Advertising agencies must get tough—even to the point of denying business to offending media outlets—if they want to achieve the level of back-office automation that just about every other large U.S. industry has already put in place.
This was the verdict from agency and software experts who spoke yesterday on a panel in Orlando, Fla., where the American Association of Advertising Agencies opened its annual Media Conference.
Advertising is the last major U.S. business to automate, said Greg Smith, chief information officer at McCann Worldgroup, and the panel’s moderator. Automation is “critical to our future,” he said. “If we don’t do this, things like Google’s effort to automate media buying on the Internet will happen.”
Many agencies now insist on getting avails electronically, said Strata Media’s John Shelton. “There are a huge number of smaller agencies that will only do electronic business.”
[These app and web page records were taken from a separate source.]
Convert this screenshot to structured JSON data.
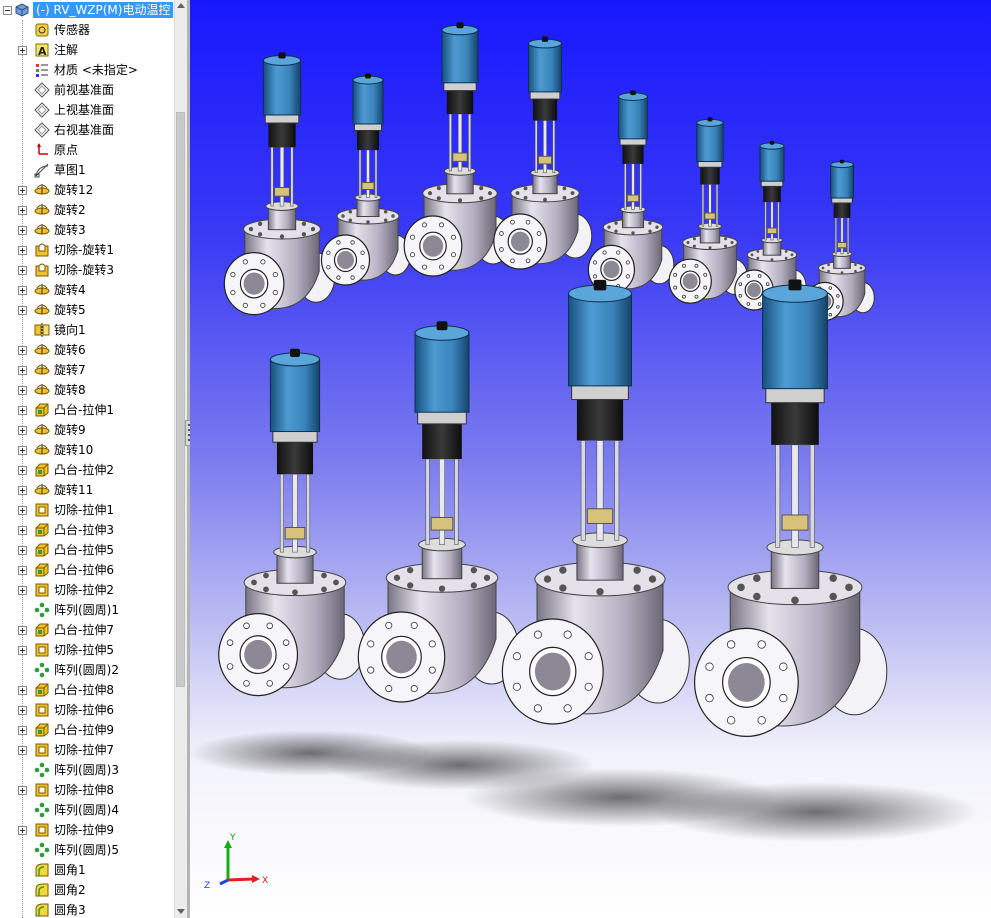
{
  "feature_tree": {
    "root": {
      "label": "(-) RV_WZP(M)电动温控"
    },
    "items": [
      {
        "label": "传感器",
        "icon": "sensor-icon",
        "expandable": false
      },
      {
        "label": "注解",
        "icon": "annotation-icon",
        "expandable": true
      },
      {
        "label": "材质 <未指定>",
        "icon": "material-icon",
        "expandable": false
      },
      {
        "label": "前视基准面",
        "icon": "plane-icon",
        "expandable": false
      },
      {
        "label": "上视基准面",
        "icon": "plane-icon",
        "expandable": false
      },
      {
        "label": "右视基准面",
        "icon": "plane-icon",
        "expandable": false
      },
      {
        "label": "原点",
        "icon": "origin-icon",
        "expandable": false
      },
      {
        "label": "草图1",
        "icon": "sketch-icon",
        "expandable": false
      },
      {
        "label": "旋转12",
        "icon": "revolve-icon",
        "expandable": true
      },
      {
        "label": "旋转2",
        "icon": "revolve-icon",
        "expandable": true
      },
      {
        "label": "旋转3",
        "icon": "revolve-icon",
        "expandable": true
      },
      {
        "label": "切除-旋转1",
        "icon": "cut-revolve-icon",
        "expandable": true
      },
      {
        "label": "切除-旋转3",
        "icon": "cut-revolve-icon",
        "expandable": true
      },
      {
        "label": "旋转4",
        "icon": "revolve-icon",
        "expandable": true
      },
      {
        "label": "旋转5",
        "icon": "revolve-icon",
        "expandable": true
      },
      {
        "label": "镜向1",
        "icon": "mirror-icon",
        "expandable": false
      },
      {
        "label": "旋转6",
        "icon": "revolve-icon",
        "expandable": true
      },
      {
        "label": "旋转7",
        "icon": "revolve-icon",
        "expandable": true
      },
      {
        "label": "旋转8",
        "icon": "revolve-icon",
        "expandable": true
      },
      {
        "label": "凸台-拉伸1",
        "icon": "boss-extrude-icon",
        "expandable": true
      },
      {
        "label": "旋转9",
        "icon": "revolve-icon",
        "expandable": true
      },
      {
        "label": "旋转10",
        "icon": "revolve-icon",
        "expandable": true
      },
      {
        "label": "凸台-拉伸2",
        "icon": "boss-extrude-icon",
        "expandable": true
      },
      {
        "label": "旋转11",
        "icon": "revolve-icon",
        "expandable": true
      },
      {
        "label": "切除-拉伸1",
        "icon": "cut-extrude-icon",
        "expandable": true
      },
      {
        "label": "凸台-拉伸3",
        "icon": "boss-extrude-icon",
        "expandable": true
      },
      {
        "label": "凸台-拉伸5",
        "icon": "boss-extrude-icon",
        "expandable": true
      },
      {
        "label": "凸台-拉伸6",
        "icon": "boss-extrude-icon",
        "expandable": true
      },
      {
        "label": "切除-拉伸2",
        "icon": "cut-extrude-icon",
        "expandable": true
      },
      {
        "label": "阵列(圆周)1",
        "icon": "circular-pattern-icon",
        "expandable": false
      },
      {
        "label": "凸台-拉伸7",
        "icon": "boss-extrude-icon",
        "expandable": true
      },
      {
        "label": "切除-拉伸5",
        "icon": "cut-extrude-icon",
        "expandable": true
      },
      {
        "label": "阵列(圆周)2",
        "icon": "circular-pattern-icon",
        "expandable": false
      },
      {
        "label": "凸台-拉伸8",
        "icon": "boss-extrude-icon",
        "expandable": true
      },
      {
        "label": "切除-拉伸6",
        "icon": "cut-extrude-icon",
        "expandable": true
      },
      {
        "label": "凸台-拉伸9",
        "icon": "boss-extrude-icon",
        "expandable": true
      },
      {
        "label": "切除-拉伸7",
        "icon": "cut-extrude-icon",
        "expandable": true
      },
      {
        "label": "阵列(圆周)3",
        "icon": "circular-pattern-icon",
        "expandable": false
      },
      {
        "label": "切除-拉伸8",
        "icon": "cut-extrude-icon",
        "expandable": true
      },
      {
        "label": "阵列(圆周)4",
        "icon": "circular-pattern-icon",
        "expandable": false
      },
      {
        "label": "切除-拉伸9",
        "icon": "cut-extrude-icon",
        "expandable": true
      },
      {
        "label": "阵列(圆周)5",
        "icon": "circular-pattern-icon",
        "expandable": false
      },
      {
        "label": "圆角1",
        "icon": "fillet-icon",
        "expandable": false
      },
      {
        "label": "圆角2",
        "icon": "fillet-icon",
        "expandable": false
      },
      {
        "label": "圆角3",
        "icon": "fillet-icon",
        "expandable": false
      }
    ]
  },
  "triad": {
    "x_label": "X",
    "y_label": "Y",
    "z_label": "Z"
  },
  "colors": {
    "selection": "#3399ff",
    "viewport_top": "#1818ff",
    "viewport_bottom": "#ffffff",
    "actuator_blue": "#3d8bc4",
    "valve_body": "#b9b4c4"
  }
}
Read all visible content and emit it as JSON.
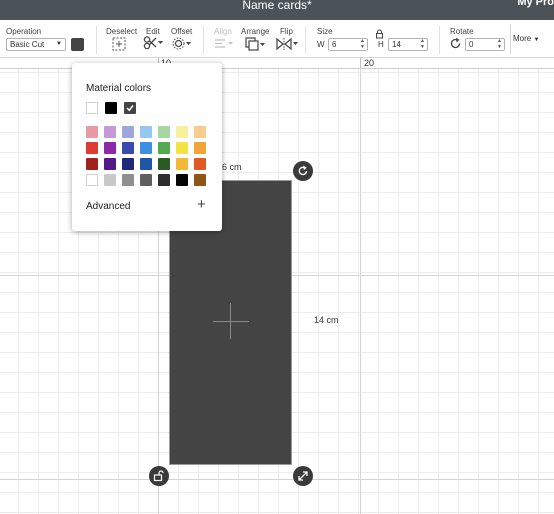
{
  "window": {
    "title": "Name cards*",
    "project_label": "My Pro"
  },
  "toolbar": {
    "operation_label": "Operation",
    "operation_value": "Basic Cut",
    "deselect_label": "Deselect",
    "edit_label": "Edit",
    "offset_label": "Offset",
    "align_label": "Align",
    "arrange_label": "Arrange",
    "flip_label": "Flip",
    "size_label": "Size",
    "width_prefix": "W",
    "width_value": "6",
    "height_prefix": "H",
    "height_value": "14",
    "rotate_label": "Rotate",
    "rotate_value": "0",
    "more_label": "More"
  },
  "ruler": {
    "labels": [
      "10",
      "20"
    ]
  },
  "canvas": {
    "width_label": "6 cm",
    "height_label": "14 cm",
    "shape_color": "#444444"
  },
  "color_popup": {
    "title": "Material colors",
    "advanced_label": "Advanced",
    "top_swatches": [
      "#ffffff",
      "#000000",
      "#444444"
    ],
    "selected_swatch": "#444444",
    "grid": [
      [
        "#e79aa3",
        "#c59ad6",
        "#9ea6dc",
        "#95c7f0",
        "#a6d6a2",
        "#f8f09d",
        "#f9cc8f"
      ],
      [
        "#de3c32",
        "#8e2aa8",
        "#3c4aae",
        "#3e8fe0",
        "#53a94f",
        "#f2e447",
        "#f2a33a"
      ],
      [
        "#a1211c",
        "#531a87",
        "#21287a",
        "#2055a3",
        "#2c5a25",
        "#f1b83a",
        "#e15a26"
      ],
      [
        "#ffffff",
        "#c8c8c8",
        "#8e8e8e",
        "#5f5f5f",
        "#2d2d2d",
        "#050505",
        "#8f5515"
      ]
    ]
  }
}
Kathy Crawford, president of local broadcast at Mindshare, offered a glimpse of why automation is so important. “We still have an 85% [discrepancy] rate in spot TV,” she said, “and now, we’re buying Web sites and other new media locally. I’m in terror. We’re going to have a 100% [discrepancy] rate, and then some.”
David Prager, chief information officer at Katz Media Group, said that from the time of a proposal through the invoicing process, “the same data gets entered six different times” under the current system of media buying and selling. “The goal is to get it to one data entry.”
“Agencies have to push, whether it’s their software vendors or their media providers,” Prager added. “Collectively, they’ll react if you demand it. Every agency has some power to act in this area.”
Agencies’ ability to focus on automating their back offices may be strained, however, in today’s fast-moving media marketplace. One executive in the audience told panelists that while he strives to move ahead on automation, he’s forced to put it aside whenever an opportunity for new business comes along. “New business,” he said, “takes priority.”
Ad agencies are generally satisfied with the way DARE, the spot TV business’s automated selling system, works, said Donovan Data Systems’ Michael Donovan. “There are four million transactions a year in DARE, and the number goes up 10% a month,” he said. “Dare works and is two-way.”
Still, DARE works in ANSI, a computer language that predates XML, the language ad agencies have chosen for their automation effort, so DARE needs to be replaced at some point with a new system. The new system would eliminate the need for agencies to pay Value Added Networks to translate communications from reps and stations, Donovan said, and it would cut the cost of buying spot TV by 25% over time.
The challenge in creating a new spot TV system lies in the many changes taking place in the media world. “We don’t know where this business is going,” Donovan said. “We keep asking ourselves ÃƒÆ’Ã‚Â¢ÃƒÂ¢Ã¢â‚¬Å¡Ã‚Â¬Ãƒâ€¹Ã…â€œwhat will that spot buy look like?’ ”